All lands belonging to the lord of a manor.
McGraw-Hill Dictionary of Architecture and Construction. Copyright © 2003 by McGraw-Hill Companies, Inc.

demesne

1. land, esp surrounding a house or manor, retained by the owner for his own use
2. Property law the possession and use of one's own property or land
3. the territory ruled by a state or a sovereign; realm; domain
4. a region or district; domain
Collins Discovery Encyclopedia, 1st edition © HarperCollins Publishers 2005
References in periodicals archive ?
The task of suppressing the religion resulted in bringing the formerly autonomous feudal domains and their rulers more directly under the control of the shogunate.
To take a prime example, the fact that the outcome of the Meiji Restoration remained uncertain for over three years after the 1868 coup is glossed over, while the question of how a precarious new central government which depended on feudal domains for military support was able to abolish all such domains in 1871 is not even posed.

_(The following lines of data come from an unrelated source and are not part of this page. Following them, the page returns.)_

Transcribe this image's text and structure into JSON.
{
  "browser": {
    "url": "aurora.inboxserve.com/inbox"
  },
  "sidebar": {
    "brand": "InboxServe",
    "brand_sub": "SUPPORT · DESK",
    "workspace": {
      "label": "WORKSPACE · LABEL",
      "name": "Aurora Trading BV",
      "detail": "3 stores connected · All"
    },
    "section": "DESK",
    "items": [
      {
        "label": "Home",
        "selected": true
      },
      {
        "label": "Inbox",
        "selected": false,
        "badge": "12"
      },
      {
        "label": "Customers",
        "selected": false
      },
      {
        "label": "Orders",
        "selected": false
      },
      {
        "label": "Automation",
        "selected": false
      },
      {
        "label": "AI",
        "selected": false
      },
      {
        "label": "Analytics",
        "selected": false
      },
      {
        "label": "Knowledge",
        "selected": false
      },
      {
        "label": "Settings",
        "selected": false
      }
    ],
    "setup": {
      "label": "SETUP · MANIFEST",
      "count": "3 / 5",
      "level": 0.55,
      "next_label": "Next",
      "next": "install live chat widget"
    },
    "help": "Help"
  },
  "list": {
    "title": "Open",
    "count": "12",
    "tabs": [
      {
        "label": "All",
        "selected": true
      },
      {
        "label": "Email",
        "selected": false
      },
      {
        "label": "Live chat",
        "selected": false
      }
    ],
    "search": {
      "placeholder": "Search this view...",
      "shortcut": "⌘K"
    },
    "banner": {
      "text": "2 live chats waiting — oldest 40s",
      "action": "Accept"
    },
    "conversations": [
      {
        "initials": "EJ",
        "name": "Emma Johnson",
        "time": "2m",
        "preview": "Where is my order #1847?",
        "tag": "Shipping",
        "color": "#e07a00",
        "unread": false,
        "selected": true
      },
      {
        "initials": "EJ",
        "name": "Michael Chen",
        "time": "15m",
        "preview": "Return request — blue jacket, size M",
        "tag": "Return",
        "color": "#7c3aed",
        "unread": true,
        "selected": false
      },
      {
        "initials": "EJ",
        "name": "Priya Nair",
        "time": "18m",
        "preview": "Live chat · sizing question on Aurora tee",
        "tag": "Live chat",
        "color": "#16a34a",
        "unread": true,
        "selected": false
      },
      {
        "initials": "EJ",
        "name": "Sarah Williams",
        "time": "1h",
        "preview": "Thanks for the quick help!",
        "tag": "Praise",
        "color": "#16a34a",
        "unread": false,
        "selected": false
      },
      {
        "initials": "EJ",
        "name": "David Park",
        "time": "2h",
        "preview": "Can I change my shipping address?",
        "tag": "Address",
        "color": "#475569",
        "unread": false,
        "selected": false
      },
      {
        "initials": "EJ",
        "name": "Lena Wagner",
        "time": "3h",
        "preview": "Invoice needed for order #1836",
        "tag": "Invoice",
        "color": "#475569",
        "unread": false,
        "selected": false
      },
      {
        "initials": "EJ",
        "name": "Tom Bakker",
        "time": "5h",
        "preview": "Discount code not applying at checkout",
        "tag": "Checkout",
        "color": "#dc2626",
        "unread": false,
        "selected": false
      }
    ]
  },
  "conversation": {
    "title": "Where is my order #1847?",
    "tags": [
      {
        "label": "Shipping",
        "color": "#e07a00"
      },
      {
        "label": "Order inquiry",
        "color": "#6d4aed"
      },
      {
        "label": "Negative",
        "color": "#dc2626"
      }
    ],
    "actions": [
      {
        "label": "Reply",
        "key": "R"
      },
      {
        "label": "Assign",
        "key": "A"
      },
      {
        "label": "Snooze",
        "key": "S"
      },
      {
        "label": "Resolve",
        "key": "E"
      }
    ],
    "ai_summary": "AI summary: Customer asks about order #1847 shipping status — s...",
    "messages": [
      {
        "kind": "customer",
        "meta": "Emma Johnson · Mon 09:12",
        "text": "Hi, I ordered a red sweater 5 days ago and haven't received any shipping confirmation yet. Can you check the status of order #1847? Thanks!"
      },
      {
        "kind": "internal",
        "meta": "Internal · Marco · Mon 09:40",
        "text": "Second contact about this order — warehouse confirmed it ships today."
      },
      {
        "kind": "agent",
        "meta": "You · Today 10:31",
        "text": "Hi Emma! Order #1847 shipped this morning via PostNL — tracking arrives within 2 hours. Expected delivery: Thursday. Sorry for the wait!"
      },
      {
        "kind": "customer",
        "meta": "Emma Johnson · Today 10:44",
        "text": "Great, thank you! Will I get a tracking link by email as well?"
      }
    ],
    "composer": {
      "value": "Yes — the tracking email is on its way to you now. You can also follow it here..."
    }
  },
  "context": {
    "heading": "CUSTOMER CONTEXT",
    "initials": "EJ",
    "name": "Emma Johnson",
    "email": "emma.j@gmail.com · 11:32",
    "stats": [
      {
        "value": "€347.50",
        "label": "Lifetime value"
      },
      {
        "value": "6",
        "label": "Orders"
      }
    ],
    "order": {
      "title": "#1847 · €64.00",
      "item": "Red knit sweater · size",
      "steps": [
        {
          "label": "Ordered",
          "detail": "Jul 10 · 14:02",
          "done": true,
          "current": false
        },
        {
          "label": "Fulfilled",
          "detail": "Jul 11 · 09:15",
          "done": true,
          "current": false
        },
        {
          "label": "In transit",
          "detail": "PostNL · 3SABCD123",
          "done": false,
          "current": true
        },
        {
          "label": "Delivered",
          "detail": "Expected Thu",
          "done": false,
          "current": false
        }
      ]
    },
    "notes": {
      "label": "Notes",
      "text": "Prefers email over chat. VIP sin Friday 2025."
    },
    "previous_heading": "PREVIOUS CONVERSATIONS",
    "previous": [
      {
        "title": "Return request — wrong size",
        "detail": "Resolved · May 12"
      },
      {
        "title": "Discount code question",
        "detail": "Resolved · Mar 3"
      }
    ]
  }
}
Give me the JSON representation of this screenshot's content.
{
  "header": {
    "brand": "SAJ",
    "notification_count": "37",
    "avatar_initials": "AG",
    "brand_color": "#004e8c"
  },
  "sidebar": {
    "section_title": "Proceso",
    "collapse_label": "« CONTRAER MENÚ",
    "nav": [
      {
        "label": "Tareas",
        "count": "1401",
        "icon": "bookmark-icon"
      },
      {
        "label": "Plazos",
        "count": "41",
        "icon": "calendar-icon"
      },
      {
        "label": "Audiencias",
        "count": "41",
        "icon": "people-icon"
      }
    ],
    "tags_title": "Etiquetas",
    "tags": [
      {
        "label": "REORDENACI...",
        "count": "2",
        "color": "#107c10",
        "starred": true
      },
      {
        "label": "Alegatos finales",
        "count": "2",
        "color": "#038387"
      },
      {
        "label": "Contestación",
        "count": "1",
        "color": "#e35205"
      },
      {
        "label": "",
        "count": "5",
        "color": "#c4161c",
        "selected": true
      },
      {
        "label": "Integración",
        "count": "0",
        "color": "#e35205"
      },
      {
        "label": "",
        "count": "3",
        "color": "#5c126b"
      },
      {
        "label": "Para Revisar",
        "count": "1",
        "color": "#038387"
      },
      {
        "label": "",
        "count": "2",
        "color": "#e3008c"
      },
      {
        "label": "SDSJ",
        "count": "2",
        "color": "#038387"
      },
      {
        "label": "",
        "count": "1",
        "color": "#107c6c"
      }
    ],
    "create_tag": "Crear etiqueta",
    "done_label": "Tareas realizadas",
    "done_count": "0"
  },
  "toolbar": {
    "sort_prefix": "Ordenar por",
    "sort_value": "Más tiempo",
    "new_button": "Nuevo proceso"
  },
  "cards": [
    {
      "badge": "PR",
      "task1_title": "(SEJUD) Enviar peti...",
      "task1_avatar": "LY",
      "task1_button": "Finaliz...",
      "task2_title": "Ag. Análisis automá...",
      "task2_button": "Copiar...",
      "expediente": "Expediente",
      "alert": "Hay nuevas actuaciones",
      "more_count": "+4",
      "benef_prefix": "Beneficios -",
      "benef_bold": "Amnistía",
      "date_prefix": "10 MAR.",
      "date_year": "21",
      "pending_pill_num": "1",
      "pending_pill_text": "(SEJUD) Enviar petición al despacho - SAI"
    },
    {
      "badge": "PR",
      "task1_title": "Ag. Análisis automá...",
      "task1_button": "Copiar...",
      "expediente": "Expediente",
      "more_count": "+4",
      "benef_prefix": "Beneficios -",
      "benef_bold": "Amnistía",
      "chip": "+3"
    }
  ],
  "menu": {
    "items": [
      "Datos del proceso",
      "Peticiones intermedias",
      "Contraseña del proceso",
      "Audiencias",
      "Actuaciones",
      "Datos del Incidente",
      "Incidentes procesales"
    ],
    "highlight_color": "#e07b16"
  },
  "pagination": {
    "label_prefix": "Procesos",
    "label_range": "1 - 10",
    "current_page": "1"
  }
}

The nobles, in their turn, could readily grasp that by breaking away from the Papal Church and its universalistic policies they stood to gain both prestige and power in their own feudal domains.